:: RECORDS SHOWN ::

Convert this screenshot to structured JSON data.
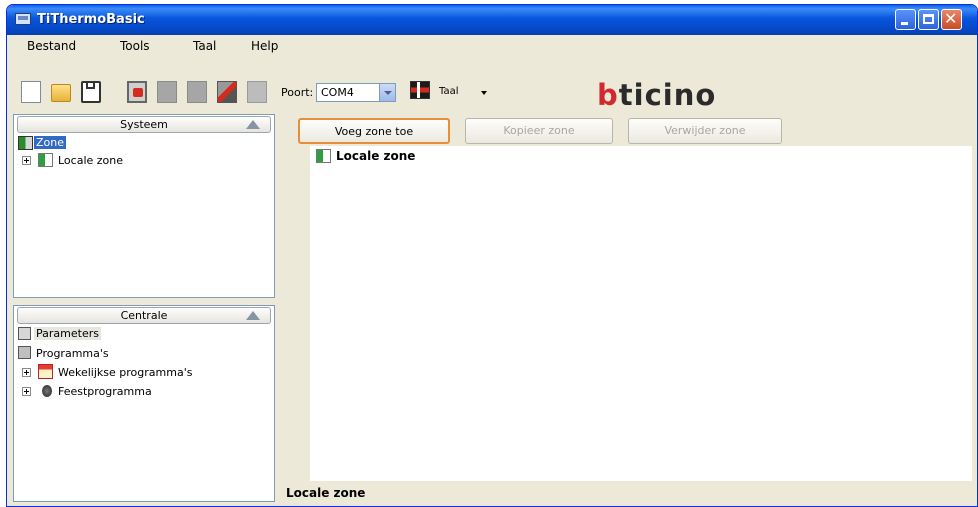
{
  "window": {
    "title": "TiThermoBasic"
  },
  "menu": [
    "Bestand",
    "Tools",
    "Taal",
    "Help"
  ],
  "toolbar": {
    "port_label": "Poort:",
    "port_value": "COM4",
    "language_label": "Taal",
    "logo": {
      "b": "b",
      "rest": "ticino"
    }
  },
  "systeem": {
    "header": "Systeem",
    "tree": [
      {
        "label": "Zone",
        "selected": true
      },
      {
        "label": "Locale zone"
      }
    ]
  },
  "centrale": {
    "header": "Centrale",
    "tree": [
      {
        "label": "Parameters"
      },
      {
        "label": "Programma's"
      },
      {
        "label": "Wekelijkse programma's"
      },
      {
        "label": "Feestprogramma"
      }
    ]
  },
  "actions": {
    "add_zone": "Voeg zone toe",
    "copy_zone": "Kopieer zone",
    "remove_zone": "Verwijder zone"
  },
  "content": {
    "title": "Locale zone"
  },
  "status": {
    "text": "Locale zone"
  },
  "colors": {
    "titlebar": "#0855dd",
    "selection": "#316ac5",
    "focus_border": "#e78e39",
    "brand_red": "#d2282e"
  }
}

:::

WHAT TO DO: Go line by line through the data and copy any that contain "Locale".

EXPECTED ANSWER:
        "label": "Locale zone"
    "title": "Locale zone"
    "text": "Locale zone"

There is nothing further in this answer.